## Input records:
____

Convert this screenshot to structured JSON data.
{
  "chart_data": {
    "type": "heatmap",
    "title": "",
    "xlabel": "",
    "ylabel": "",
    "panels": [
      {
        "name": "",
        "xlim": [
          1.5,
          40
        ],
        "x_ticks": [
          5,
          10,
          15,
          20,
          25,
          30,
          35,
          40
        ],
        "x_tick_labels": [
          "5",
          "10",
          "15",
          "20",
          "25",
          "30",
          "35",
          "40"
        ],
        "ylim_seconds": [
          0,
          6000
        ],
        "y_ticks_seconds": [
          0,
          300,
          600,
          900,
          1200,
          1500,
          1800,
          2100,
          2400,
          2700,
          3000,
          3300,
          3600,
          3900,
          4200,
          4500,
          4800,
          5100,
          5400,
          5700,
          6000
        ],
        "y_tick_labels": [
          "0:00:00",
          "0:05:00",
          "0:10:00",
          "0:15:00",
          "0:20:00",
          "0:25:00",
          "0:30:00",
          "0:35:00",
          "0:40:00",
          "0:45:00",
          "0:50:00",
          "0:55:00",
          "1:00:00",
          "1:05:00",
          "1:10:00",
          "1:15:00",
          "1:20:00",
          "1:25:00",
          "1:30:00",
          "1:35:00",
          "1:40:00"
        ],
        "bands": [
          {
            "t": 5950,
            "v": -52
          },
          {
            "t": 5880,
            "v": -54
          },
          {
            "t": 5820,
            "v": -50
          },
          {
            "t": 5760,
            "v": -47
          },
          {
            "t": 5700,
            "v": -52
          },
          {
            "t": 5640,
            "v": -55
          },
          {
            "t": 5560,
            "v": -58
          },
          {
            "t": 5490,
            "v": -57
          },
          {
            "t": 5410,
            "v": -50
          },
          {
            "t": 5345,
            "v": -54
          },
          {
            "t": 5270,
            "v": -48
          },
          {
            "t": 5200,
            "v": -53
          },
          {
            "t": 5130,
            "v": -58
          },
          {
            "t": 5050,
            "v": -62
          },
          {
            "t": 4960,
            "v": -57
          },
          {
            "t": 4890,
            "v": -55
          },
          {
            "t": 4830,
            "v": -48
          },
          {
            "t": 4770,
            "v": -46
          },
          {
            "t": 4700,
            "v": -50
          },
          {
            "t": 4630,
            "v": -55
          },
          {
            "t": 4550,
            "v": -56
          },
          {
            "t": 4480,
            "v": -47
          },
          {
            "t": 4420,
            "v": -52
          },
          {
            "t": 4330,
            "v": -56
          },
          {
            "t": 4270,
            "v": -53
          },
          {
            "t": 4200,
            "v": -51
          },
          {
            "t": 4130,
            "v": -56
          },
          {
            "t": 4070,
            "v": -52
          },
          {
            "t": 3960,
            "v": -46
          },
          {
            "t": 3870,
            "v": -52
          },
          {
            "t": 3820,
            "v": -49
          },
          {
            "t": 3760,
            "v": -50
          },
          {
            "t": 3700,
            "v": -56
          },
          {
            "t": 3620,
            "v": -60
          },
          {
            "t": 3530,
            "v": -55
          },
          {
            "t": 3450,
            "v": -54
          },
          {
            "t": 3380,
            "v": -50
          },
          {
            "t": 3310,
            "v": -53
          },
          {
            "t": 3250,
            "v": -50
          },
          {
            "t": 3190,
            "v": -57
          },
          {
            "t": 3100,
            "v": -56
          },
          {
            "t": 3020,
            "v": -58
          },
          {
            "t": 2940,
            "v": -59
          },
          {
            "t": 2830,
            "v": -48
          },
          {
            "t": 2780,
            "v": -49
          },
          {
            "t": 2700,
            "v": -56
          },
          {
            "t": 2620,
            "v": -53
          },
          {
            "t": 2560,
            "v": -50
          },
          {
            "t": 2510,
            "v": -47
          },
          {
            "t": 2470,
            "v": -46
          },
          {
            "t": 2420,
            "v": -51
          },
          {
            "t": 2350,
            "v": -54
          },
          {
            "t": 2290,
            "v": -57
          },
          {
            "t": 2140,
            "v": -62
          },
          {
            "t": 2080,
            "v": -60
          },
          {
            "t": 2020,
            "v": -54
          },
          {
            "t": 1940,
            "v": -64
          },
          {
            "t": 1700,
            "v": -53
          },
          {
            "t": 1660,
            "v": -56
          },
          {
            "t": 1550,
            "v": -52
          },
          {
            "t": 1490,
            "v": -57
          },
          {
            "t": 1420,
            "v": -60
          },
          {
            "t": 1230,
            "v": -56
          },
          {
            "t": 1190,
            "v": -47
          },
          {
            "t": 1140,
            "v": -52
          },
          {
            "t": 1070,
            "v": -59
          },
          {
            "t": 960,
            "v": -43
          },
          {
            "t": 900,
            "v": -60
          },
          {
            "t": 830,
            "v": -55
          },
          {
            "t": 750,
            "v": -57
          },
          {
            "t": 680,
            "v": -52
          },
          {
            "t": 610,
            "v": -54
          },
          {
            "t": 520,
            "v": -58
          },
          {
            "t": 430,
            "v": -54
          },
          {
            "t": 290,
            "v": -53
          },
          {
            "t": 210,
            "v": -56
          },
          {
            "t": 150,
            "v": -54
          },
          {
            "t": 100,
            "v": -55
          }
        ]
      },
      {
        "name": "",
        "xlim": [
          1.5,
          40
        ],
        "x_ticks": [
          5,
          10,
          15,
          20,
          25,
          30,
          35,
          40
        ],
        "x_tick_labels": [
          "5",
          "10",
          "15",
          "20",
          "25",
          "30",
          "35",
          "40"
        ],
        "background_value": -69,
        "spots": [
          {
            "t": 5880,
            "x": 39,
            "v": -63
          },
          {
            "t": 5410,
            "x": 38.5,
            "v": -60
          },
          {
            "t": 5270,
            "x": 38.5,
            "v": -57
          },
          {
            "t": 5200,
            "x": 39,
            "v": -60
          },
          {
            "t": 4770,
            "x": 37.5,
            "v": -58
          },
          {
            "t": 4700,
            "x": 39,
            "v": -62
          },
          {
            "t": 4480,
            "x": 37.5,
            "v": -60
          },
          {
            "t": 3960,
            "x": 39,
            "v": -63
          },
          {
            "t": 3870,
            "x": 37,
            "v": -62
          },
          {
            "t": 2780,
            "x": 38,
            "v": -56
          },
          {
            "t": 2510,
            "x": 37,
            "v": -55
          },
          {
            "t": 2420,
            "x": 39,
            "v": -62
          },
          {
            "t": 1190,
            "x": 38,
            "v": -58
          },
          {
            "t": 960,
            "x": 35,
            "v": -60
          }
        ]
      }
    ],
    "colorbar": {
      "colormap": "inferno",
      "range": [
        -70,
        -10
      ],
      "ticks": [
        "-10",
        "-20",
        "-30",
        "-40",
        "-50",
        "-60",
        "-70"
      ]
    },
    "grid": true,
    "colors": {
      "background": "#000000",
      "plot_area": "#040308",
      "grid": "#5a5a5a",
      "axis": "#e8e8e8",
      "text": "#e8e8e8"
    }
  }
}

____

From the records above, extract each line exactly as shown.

Convert this screenshot to structured JSON data.
{
  "chart_data": {
    "type": "heatmap",
    "title": "",
    "xlabel": "",
    "ylabel": "",
    "panels": [
      {
        "name": "",
        "xlim": [
          1.5,
          40
        ],
        "x_ticks": [
          5,
          10,
          15,
          20,
          25,
          30,
          35,
          40
        ],
        "x_tick_labels": [
          "5",
          "10",
          "15",
          "20",
          "25",
          "30",
          "35",
          "40"
        ],
        "ylim_seconds": [
          0,
          6000
        ],
        "y_ticks_seconds": [
          0,
          300,
          600,
          900,
          1200,
          1500,
          1800,
          2100,
          2400,
          2700,
          3000,
          3300,
          3600,
          3900,
          4200,
          4500,
          4800,
          5100,
          5400,
          5700,
          6000
        ],
        "y_tick_labels": [
          "0:00:00",
          "0:05:00",
          "0:10:00",
          "0:15:00",
          "0:20:00",
          "0:25:00",
          "0:30:00",
          "0:35:00",
          "0:40:00",
          "0:45:00",
          "0:50:00",
          "0:55:00",
          "1:00:00",
          "1:05:00",
          "1:10:00",
          "1:15:00",
          "1:20:00",
          "1:25:00",
          "1:30:00",
          "1:35:00",
          "1:40:00"
        ],
        "bands": [
          {
            "t": 5950,
            "v": -52
          },
          {
            "t": 5880,
            "v": -54
          },
          {
            "t": 5820,
            "v": -50
          },
          {
            "t": 5760,
            "v": -47
          },
          {
            "t": 5700,
            "v": -52
          },
          {
            "t": 5640,
            "v": -55
          },
          {
            "t": 5560,
            "v": -58
          },
          {
            "t": 5490,
            "v": -57
          },
          {
            "t": 5410,
            "v": -50
          },
          {
            "t": 5345,
            "v": -54
          },
          {
            "t": 5270,
            "v": -48
          },
          {
            "t": 5200,
            "v": -53
          },
          {
            "t": 5130,
            "v": -58
          },
          {
            "t": 5050,
            "v": -62
          },
          {
            "t": 4960,
            "v": -57
          },
          {
            "t": 4890,
            "v": -55
          },
          {
            "t": 4830,
            "v": -48
          },
          {
            "t": 4770,
            "v": -46
          },
          {
            "t": 4700,
            "v": -50
          },
          {
            "t": 4630,
            "v": -55
          },
          {
            "t": 4550,
            "v": -56
          },
          {
            "t": 4480,
            "v": -47
          },
          {
            "t": 4420,
            "v": -52
          },
          {
            "t": 4330,
            "v": -56
          },
          {
            "t": 4270,
            "v": -53
          },
          {
            "t": 4200,
            "v": -51
          },
          {
            "t": 4130,
            "v": -56
          },
          {
            "t": 4070,
            "v": -52
          },
          {
            "t": 3960,
            "v": -46
          },
          {
            "t": 3870,
            "v": -52
          },
          {
            "t": 3820,
            "v": -49
          },
          {
            "t": 3760,
            "v": -50
          },
          {
            "t": 3700,
            "v": -56
          },
          {
            "t": 3620,
            "v": -60
          },
          {
            "t": 3530,
            "v": -55
          },
          {
            "t": 3450,
            "v": -54
          },
          {
            "t": 3380,
            "v": -50
          },
          {
            "t": 3310,
            "v": -53
          },
          {
            "t": 3250,
            "v": -50
          },
          {
            "t": 3190,
            "v": -57
          },
          {
            "t": 3100,
            "v": -56
          },
          {
            "t": 3020,
            "v": -58
          },
          {
            "t": 2940,
            "v": -59
          },
          {
            "t": 2830,
            "v": -48
          },
          {
            "t": 2780,
            "v": -49
          },
          {
            "t": 2700,
            "v": -56
          },
          {
            "t": 2620,
            "v": -53
          },
          {
            "t": 2560,
            "v": -50
          },
          {
            "t": 2510,
            "v": -47
          },
          {
            "t": 2470,
            "v": -46
          },
          {
            "t": 2420,
            "v": -51
          },
          {
            "t": 2350,
            "v": -54
          },
          {
            "t": 2290,
            "v": -57
          },
          {
            "t": 2140,
            "v": -62
          },
          {
            "t": 2080,
            "v": -60
          },
          {
            "t": 2020,
            "v": -54
          },
          {
            "t": 1940,
            "v": -64
          },
          {
            "t": 1700,
            "v": -53
          },
          {
            "t": 1660,
            "v": -56
          },
          {
            "t": 1550,
            "v": -52
          },
          {
            "t": 1490,
            "v": -57
          },
          {
            "t": 1420,
            "v": -60
          },
          {
            "t": 1230,
            "v": -56
          },
          {
            "t": 1190,
            "v": -47
          },
          {
            "t": 1140,
            "v": -52
          },
          {
            "t": 1070,
            "v": -59
          },
          {
            "t": 960,
            "v": -43
          },
          {
            "t": 900,
            "v": -60
          },
          {
            "t": 830,
            "v": -55
          },
          {
            "t": 750,
            "v": -57
          },
          {
            "t": 680,
            "v": -52
          },
          {
            "t": 610,
            "v": -54
          },
          {
            "t": 520,
            "v": -58
          },
          {
            "t": 430,
            "v": -54
          },
          {
            "t": 290,
            "v": -53
          },
          {
            "t": 210,
            "v": -56
          },
          {
            "t": 150,
            "v": -54
          },
          {
            "t": 100,
            "v": -55
          }
        ]
      },
      {
        "name": "",
        "xlim": [
          1.5,
          40
        ],
        "x_ticks": [
          5,
          10,
          15,
          20,
          25,
          30,
          35,
          40
        ],
        "x_tick_labels": [
          "5",
          "10",
          "15",
          "20",
          "25",
          "30",
          "35",
          "40"
        ],
        "background_value": -69,
        "spots": [
          {
            "t": 5880,
            "x": 39,
            "v": -63
          },
          {
            "t": 5410,
            "x": 38.5,
            "v": -60
          },
          {
            "t": 5270,
            "x": 38.5,
            "v": -57
          },
          {
            "t": 5200,
            "x": 39,
            "v": -60
          },
          {
            "t": 4770,
            "x": 37.5,
            "v": -58
          },
          {
            "t": 4700,
            "x": 39,
            "v": -62
          },
          {
            "t": 4480,
            "x": 37.5,
            "v": -60
          },
          {
            "t": 3960,
            "x": 39,
            "v": -63
          },
          {
            "t": 3870,
            "x": 37,
            "v": -62
          },
          {
            "t": 2780,
            "x": 38,
            "v": -56
          },
          {
            "t": 2510,
            "x": 37,
            "v": -55
          },
          {
            "t": 2420,
            "x": 39,
            "v": -62
          },
          {
            "t": 1190,
            "x": 38,
            "v": -58
          },
          {
            "t": 960,
            "x": 35,
            "v": -60
          }
        ]
      }
    ],
    "colorbar": {
      "colormap": "inferno",
      "range": [
        -70,
        -10
      ],
      "ticks": [
        "-10",
        "-20",
        "-30",
        "-40",
        "-50",
        "-60",
        "-70"
      ]
    },
    "grid": true,
    "colors": {
      "background": "#000000",
      "plot_area": "#040308",
      "grid": "#5a5a5a",
      "axis": "#e8e8e8",
      "text": "#e8e8e8"
    }
  }
}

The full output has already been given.